You have to hold hands with strangers to make this bus shelter warm
Look away, germaphobes. A bus shelter in Montreal will keep you warm and toasty — IF you hold hands with your fellow travelers. As a social experiment (cough, PR stunt that we totally fell for), Duracell sponsored the shelter, which uses human flesh to create a circuit. After joining hands, the people at either end of the chain press one palm to a negative and positive contact to complete the connection and activate the heat:
If the goal is to draw a parallel between human warmth and that of actual heaters, we can think of a couple more kinds of skin-to-skin contact that would make the bus stop downright steamy. (Kissing’s been done, so next time let’s raise the bar on awkward human contact.)
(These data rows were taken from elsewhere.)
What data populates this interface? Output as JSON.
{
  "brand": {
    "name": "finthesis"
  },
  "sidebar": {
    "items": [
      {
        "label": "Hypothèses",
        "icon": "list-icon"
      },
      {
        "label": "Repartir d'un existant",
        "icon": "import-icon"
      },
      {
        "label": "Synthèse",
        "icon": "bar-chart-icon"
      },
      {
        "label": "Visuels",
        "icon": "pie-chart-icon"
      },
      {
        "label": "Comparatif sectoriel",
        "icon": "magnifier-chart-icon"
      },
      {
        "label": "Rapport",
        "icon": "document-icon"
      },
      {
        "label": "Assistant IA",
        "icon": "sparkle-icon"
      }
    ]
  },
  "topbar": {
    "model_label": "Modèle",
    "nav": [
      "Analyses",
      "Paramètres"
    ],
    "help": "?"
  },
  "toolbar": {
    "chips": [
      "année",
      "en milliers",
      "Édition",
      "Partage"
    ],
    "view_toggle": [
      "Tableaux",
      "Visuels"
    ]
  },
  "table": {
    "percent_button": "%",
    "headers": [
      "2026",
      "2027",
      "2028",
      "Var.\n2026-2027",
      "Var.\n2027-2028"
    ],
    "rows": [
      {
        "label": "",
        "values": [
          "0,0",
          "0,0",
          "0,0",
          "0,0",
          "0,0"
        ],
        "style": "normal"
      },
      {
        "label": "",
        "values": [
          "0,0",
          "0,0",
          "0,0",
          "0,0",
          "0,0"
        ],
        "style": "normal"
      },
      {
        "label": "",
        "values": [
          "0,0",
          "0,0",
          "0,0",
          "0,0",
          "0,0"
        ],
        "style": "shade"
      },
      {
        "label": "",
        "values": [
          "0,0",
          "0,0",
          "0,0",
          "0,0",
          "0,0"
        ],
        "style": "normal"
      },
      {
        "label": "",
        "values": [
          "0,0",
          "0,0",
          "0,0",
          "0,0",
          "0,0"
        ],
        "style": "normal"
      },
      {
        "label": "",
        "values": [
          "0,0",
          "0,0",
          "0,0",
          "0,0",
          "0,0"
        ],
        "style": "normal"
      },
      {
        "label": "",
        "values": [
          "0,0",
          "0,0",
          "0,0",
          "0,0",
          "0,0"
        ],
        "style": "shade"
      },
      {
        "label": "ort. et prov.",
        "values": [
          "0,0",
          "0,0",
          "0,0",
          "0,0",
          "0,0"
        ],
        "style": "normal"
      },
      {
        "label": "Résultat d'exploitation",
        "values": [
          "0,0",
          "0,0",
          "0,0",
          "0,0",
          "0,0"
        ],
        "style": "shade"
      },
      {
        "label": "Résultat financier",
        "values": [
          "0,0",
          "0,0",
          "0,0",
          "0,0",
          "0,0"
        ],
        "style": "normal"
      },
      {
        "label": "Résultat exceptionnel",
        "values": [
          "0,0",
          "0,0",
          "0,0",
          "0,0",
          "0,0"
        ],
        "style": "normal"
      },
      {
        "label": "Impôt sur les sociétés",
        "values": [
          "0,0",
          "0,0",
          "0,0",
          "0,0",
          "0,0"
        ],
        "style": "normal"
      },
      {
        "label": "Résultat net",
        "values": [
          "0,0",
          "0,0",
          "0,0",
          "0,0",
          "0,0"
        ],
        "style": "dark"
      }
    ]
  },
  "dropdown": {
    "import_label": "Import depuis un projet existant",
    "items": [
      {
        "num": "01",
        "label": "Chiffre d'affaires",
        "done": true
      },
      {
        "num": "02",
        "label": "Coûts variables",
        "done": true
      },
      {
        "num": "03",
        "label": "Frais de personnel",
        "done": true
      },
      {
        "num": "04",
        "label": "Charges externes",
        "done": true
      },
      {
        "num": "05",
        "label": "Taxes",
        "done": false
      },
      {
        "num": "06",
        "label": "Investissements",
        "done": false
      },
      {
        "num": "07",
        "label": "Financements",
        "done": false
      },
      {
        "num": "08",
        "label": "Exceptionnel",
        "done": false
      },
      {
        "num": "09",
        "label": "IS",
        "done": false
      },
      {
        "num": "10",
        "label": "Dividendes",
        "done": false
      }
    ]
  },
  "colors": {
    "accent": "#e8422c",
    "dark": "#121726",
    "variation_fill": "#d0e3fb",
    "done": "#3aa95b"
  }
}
As Treehugger points out, making commuters hold hands IS an interesting challenge to our nose-in-iPhone culture. Not just making eye contact or acknowledging someone with a brisk nod, but physical touch?! Preferably if there’s proof there’s no dried pee on anyone’s fingers.
If the video tickles your fancy, Duracell will donate a buck to Habitat for Humanity Canada every time someone shares it from its Facebook page, up to $25,000. That’s more than we can say for those recipe chain emails we keep getting.